It's about 3 km between the three of them... so it's a deceptively long walk if you do it on foot.
Interestingly, the popularity of the dry garden only grew from the 1930’s onwards. One aspect of the garden is that of the 15 stones that make up the sculpture, only 14 can be seen at any single position in the garden. The surrounding wall was only a later addition, prior to which it was intended as a part of the vista of the lake beyond. The walls show an unusual pattern. The walls were made by boiling the clay in the oil – and the stains derive from the oil seeping from the clay over the years.
Little known is that Ryōan-ji is also the last resting place of a number of Japanese emperors, from Emperor Uda onwards (he was buried here in 931 AD). Within the lake are two small islands, one known as Benten-jima is the home of Benten, the Shinto goddess of good luck - or at least one of her several homes.
I had not known much about Ryōan-ji apart from the famous dry garden - so the garden and lake was a big (and very pleasant) surprise. I love it when you find things you weren't expecting.
Now off to Ninna-ji... about which I knew very, very little.

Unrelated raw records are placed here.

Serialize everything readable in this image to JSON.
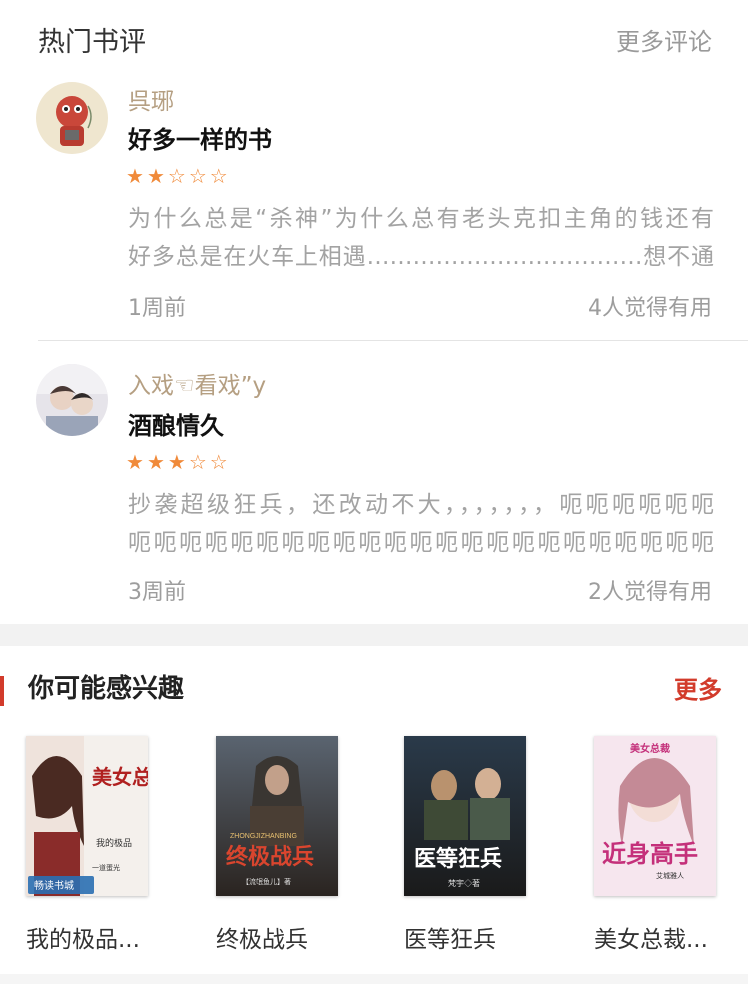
{
  "reviews_section": {
    "title": "热门书评",
    "more_label": "更多评论",
    "items": [
      {
        "username": "呉琊",
        "book": "好多一样的书",
        "rating": 2,
        "max_rating": 5,
        "text_lines": [
          "为什么总是“杀神”为什么总有老头克扣主角的钱还有",
          "好多总是在火车上相遇………………………………想不通"
        ],
        "time": "1周前",
        "helpful": "4人觉得有用"
      },
      {
        "username": "入戏☜看戏”y",
        "book": "酒酿情久",
        "rating": 3,
        "max_rating": 5,
        "text_lines": [
          "抄袭超级狂兵，还改动不大，，，，，，，呃呃呃呃呃呃",
          "呃呃呃呃呃呃呃呃呃呃呃呃呃呃呃呃呃呃呃呃呃呃呃"
        ],
        "time": "3周前",
        "helpful": "2人觉得有用"
      }
    ]
  },
  "recommend_section": {
    "title": "你可能感兴趣",
    "more_label": "更多",
    "books": [
      {
        "title": "我的极品...",
        "cover_text": "美女总裁",
        "cover_sub": "我的极品",
        "cover_badge": "畅读书城",
        "cover_author": "一道蛋光"
      },
      {
        "title": "终极战兵",
        "cover_text": "终极战兵",
        "cover_sub": "ZHONGJIZHANBING",
        "cover_author": "【流氓鱼儿】著"
      },
      {
        "title": "医等狂兵",
        "cover_text": "医等狂兵",
        "cover_author": "梵宇◇著"
      },
      {
        "title": "美女总裁...",
        "cover_text": "近身高手",
        "cover_sub": "美女总裁",
        "cover_author": "艾城雅人"
      }
    ]
  },
  "colors": {
    "accent_red": "#d23b2b",
    "star_orange": "#f08a3a",
    "username_tan": "#b59f82"
  }
}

Post Script - Blogspot Note: I finally found out how to include large photos without them blurring. The trick is to remove the height and width HTML code altogether. Even if they're the correct dimensions, Blogspot appears to mess displaying them up. Hurray... now comes the big job of going back and fixing about a million photos over the 100+ posts.